Calipari currently has 26 former Wildcats in the NBA with John Wall, DeMarcus Cousins, Anthony Davis, Devin Booker and Karl-Anthony Towns among them. To say that Calipari, who led the Wildcats to the 2012 NCAA Championship, has a knack for turning good young prospects into professionals is an understatement, but there might be a coach out there who’s even better at it.

Duke’s Mike Krzyzewski is a living legend. Only the iconic John Wooden has won more NCAA titles than Coach K’s five. Heading into his 38th season at the helm of the Blue Devils, Krzyzewski has sent 56 players to the NBA from his Duke teams. The likes of Grant Hill, Kyrie Irving, JJ Redick, Shane Battier and Carlos Boozer were Krzyzewski’s charges.

It would be difficult to turn away the chance to learn from the master and, if Barrett were to head to Durham, he’d link up with Cam Reddish, the No. 3 recruit in the 2018 class, who’s already committed to the Blue Devils. Tre Jones, the younger brother of former Blue Devil Tyus Jones, has also committed to next fall’s class. Barrett met with Coach K in Florida in October.

If Oregon seems like an odd fit for Barrett considering that it doesn’t possess the pedigree that Kentucky and Duke do, it’s not. While Dana Altman led the Ducks to the Final Four for the first time in nearly 80 years last spring (with a team featuring fellow Mississauga native Dillon Brooks, now of the Memphis Grizzlies), it’s a friendship that could bring Barrett to Eugene. Freshman forward and St. Catharines, Ont. native Abu Kigab played alongside Barrett on the U19 team and remains a close pal of his. Heading to the Ducks would give Barrett the opportunity to play with his friend once again.

The Barretts are keeping R.J.’s choice close to the vest. Not even the schools in question reportedly know which way Barrett is leaning. In fact, it can’t even be said for certain that Barrett has made up his mind yet. Whichever direction Barrett decides to go, then, marks the next stage in what should be a process that leads R.J. Barrett to the pro game and the opportunity to become the next prodigious talent to make good on the early hype.

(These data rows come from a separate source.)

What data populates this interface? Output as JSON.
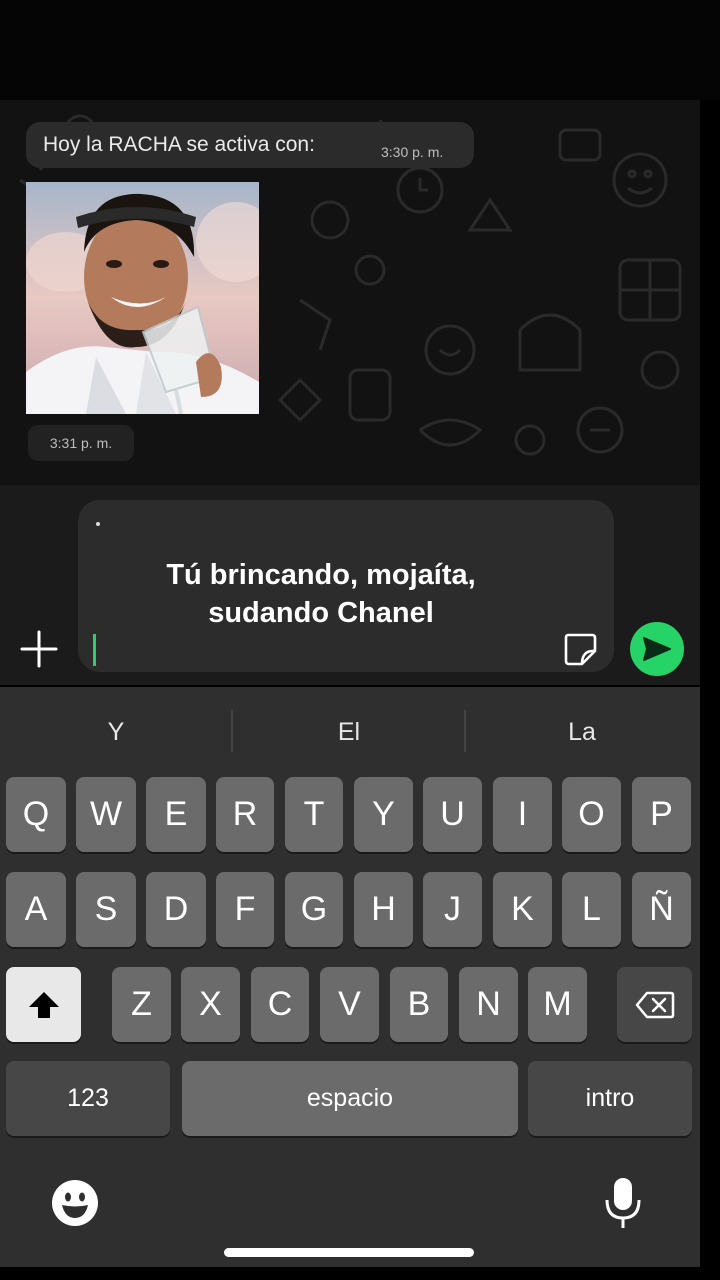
{
  "messages": [
    {
      "text": "Hoy la RACHA se activa con:",
      "time": "3:30 p. m."
    },
    {
      "sticker": "man-with-wine-glass",
      "time": "3:31 p. m."
    }
  ],
  "composer": {
    "caption_line1": "Tú brincando, mojaíta,",
    "caption_line2": "sudando Chanel",
    "plus_icon": "plus-icon",
    "sticker_icon": "sticker-icon",
    "send_icon": "send-icon"
  },
  "keyboard": {
    "suggestions": [
      "Y",
      "El",
      "La"
    ],
    "row1": [
      "Q",
      "W",
      "E",
      "R",
      "T",
      "Y",
      "U",
      "I",
      "O",
      "P"
    ],
    "row2": [
      "A",
      "S",
      "D",
      "F",
      "G",
      "H",
      "J",
      "K",
      "L",
      "Ñ"
    ],
    "row3": [
      "Z",
      "X",
      "C",
      "V",
      "B",
      "N",
      "M"
    ],
    "numbers_label": "123",
    "space_label": "espacio",
    "enter_label": "intro"
  },
  "colors": {
    "accent": "#25d366",
    "chat_bg": "#121212",
    "bubble": "#2b2b2b",
    "key": "#6b6b6b",
    "key_dark": "#474747"
  }
}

Sidney Crosby. John Tavares. Connor McDavid. R.J. Barrett.

Learn his name and prepare to remember it.